Saved entries:
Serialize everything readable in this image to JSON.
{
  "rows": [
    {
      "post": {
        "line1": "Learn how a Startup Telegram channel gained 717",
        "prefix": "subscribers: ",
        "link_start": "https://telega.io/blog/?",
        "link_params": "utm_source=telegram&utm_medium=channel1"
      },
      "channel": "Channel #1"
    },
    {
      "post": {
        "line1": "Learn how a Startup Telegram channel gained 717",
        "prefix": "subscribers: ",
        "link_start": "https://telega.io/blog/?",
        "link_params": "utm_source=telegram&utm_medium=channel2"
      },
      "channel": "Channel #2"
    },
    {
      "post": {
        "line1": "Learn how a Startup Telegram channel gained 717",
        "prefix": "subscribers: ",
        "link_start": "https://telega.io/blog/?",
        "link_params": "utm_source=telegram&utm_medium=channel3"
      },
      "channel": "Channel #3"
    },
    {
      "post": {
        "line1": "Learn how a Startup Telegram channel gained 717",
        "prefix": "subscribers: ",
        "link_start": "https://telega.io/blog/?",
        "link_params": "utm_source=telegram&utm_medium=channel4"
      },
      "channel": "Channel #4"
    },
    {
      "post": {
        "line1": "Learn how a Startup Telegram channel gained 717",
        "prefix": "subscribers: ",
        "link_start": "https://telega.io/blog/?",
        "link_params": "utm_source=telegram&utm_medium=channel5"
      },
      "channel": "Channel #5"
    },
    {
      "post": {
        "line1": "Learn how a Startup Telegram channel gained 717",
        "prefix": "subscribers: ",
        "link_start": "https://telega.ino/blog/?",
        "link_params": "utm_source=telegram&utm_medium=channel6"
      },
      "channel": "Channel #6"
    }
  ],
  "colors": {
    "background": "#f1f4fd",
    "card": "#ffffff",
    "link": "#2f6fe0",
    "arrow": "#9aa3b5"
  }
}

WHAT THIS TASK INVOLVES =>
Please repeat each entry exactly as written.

OUTPUT FOR THIS TASK =>
Serialize everything readable in this image to JSON.
{
  "rows": [
    {
      "post": {
        "line1": "Learn how a Startup Telegram channel gained 717",
        "prefix": "subscribers: ",
        "link_start": "https://telega.io/blog/?",
        "link_params": "utm_source=telegram&utm_medium=channel1"
      },
      "channel": "Channel #1"
    },
    {
      "post": {
        "line1": "Learn how a Startup Telegram channel gained 717",
        "prefix": "subscribers: ",
        "link_start": "https://telega.io/blog/?",
        "link_params": "utm_source=telegram&utm_medium=channel2"
      },
      "channel": "Channel #2"
    },
    {
      "post": {
        "line1": "Learn how a Startup Telegram channel gained 717",
        "prefix": "subscribers: ",
        "link_start": "https://telega.io/blog/?",
        "link_params": "utm_source=telegram&utm_medium=channel3"
      },
      "channel": "Channel #3"
    },
    {
      "post": {
        "line1": "Learn how a Startup Telegram channel gained 717",
        "prefix": "subscribers: ",
        "link_start": "https://telega.io/blog/?",
        "link_params": "utm_source=telegram&utm_medium=channel4"
      },
      "channel": "Channel #4"
    },
    {
      "post": {
        "line1": "Learn how a Startup Telegram channel gained 717",
        "prefix": "subscribers: ",
        "link_start": "https://telega.io/blog/?",
        "link_params": "utm_source=telegram&utm_medium=channel5"
      },
      "channel": "Channel #5"
    },
    {
      "post": {
        "line1": "Learn how a Startup Telegram channel gained 717",
        "prefix": "subscribers: ",
        "link_start": "https://telega.ino/blog/?",
        "link_params": "utm_source=telegram&utm_medium=channel6"
      },
      "channel": "Channel #6"
    }
  ],
  "colors": {
    "background": "#f1f4fd",
    "card": "#ffffff",
    "link": "#2f6fe0",
    "arrow": "#9aa3b5"
  }
}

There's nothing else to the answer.